EPA head to sign rule on withdrawal from the Clean Power Plan; Houses passes budget, paving way for tax reform; U.S. deficit spending reached $668 billion in fiscal 2017.
- EPA head to sign rule on withdrawal from the Clean Power Plan. Scott Pruitt, Administrator of the U.S. Environmental Protection Agency (EPA) said on Monday that he would sign a proposed rule on Tuesday to begin withdrawing from the Clean Power Plan, one of former President Barack Obama’s regulations to fight climate change. The Obama administration created the rule to reduce pollution from power plants by 32 percent below 2005 levels by 2030. The utilities are the largest emitters of greenhouse gases. The effort to undo the Clean Power Plan rule is part of a broader plan by the Trump administration to revive the U.S. coal industry and increase domestic fossil fuels production. The EPA now claims that the Clean Power Plan introduced by Obama in 2015 was illegal, yet it has not decided whether it will replace the Clean Power Plan after it repeals it, according to a draft of the proposal on Friday. [Reuters]
- Houses passes budget, paving way for tax reform. The House passed its 2018 budget resolution in a party-line vote, bringing it another step closer to sending tax-reform legislation to President Trump. In a 219-206 vote, lawmakers approved a budget resolution for 2018 that sets up a process for shielding the GOP tax bill from a filibuster in the Senate. 18 Republicans voted against the resolution, in addition to all Democrats that were present. The proposal would consolidate the current seven individual tax brackets into three, with rates of 12 percent, 25 percent and 35 percent. Committees may choose to establish a fourth rate above 35 percent for the wealthiest Americans. The current top individual rate is 39.6 percent. The tax plan is now estimated to add $1.5 trillion to the deficit over a decade. The government is operating under a temporary spending measure that expires on December 8. Congress and Trump must strike a new deal to prevent a government shutdown after the deadline.

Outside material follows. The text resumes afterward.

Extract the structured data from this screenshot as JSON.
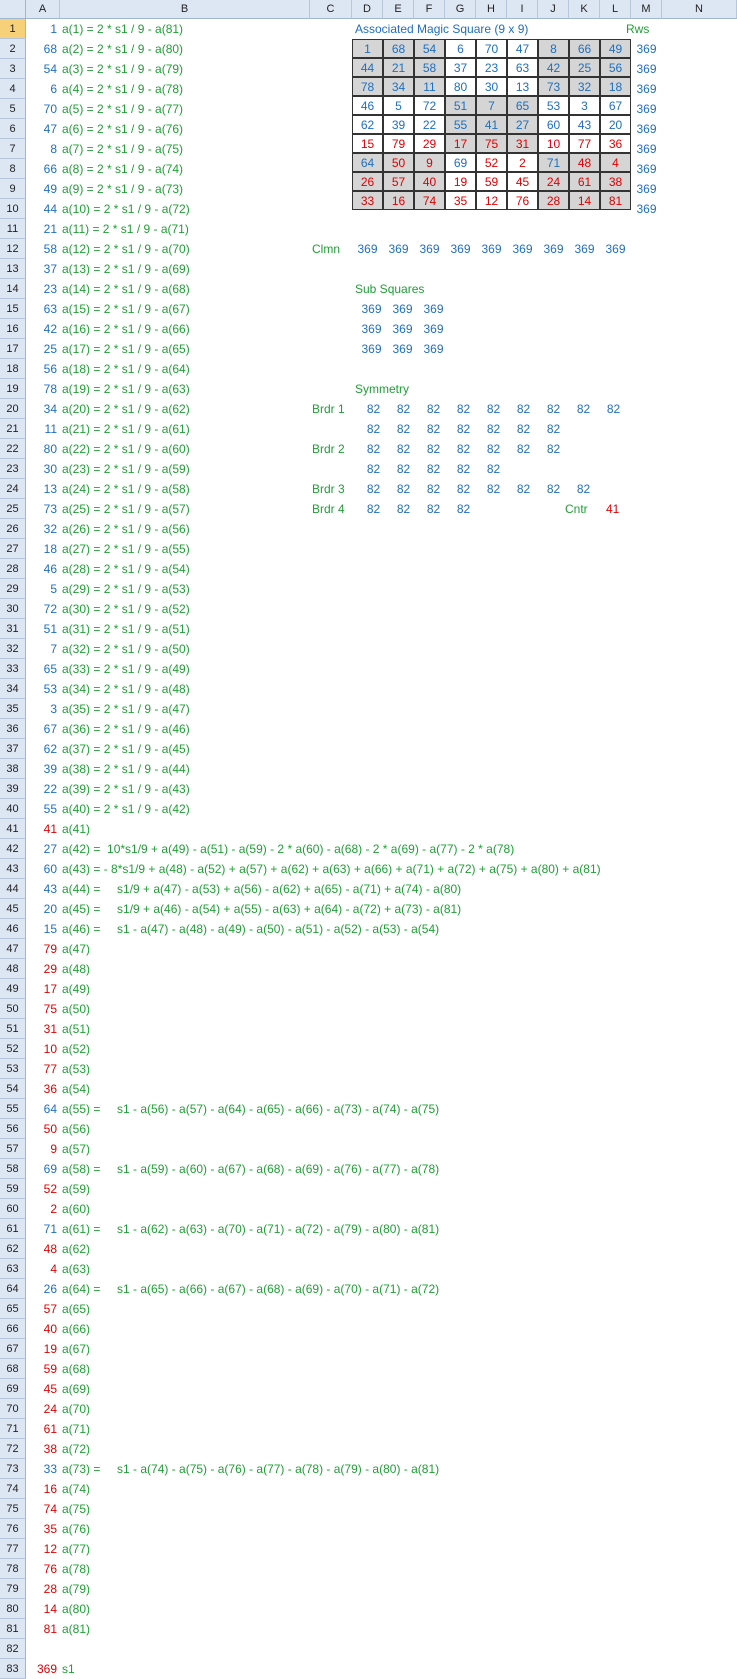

The House budget provides instructions for $203 billion in spending cuts from welfare programs in areas including nutritional assistance and education, and programs such as Medicare and Medicaid. [The Hill]
Economic Indicators & News
- U.S. deficit spending reached $668 billion in fiscal 2017. The federal government’s deficit spending reached $668 billion in fiscal year 2017, an $82 billion increase over 2016, according to the Congressional Budget Office. The deficit increased to 3.5 percent of the nation’s gross domestic product for the fiscal year, up from 3.2 percent of GDP in 2016. Federal spending jumped $130 billion in fiscal 2017, largely driven by a handful of agencies. Spending for Social Security rose $29 billion and Medicare spending increased $22 billion. The U.S. debt exceeded $20 trillion for the first time in September. Deficits higher than economic growth add to a country’s overall debt burden, which could result in higher borrowing costs and in extreme cases, an ability to pay debts. According to the CBO, deficit spending in 2017 was about $25 billion less than expected due to scaled-back spending. Overall federal revenues were up 1 percent, driven by higher wages and salaries. [The Hill]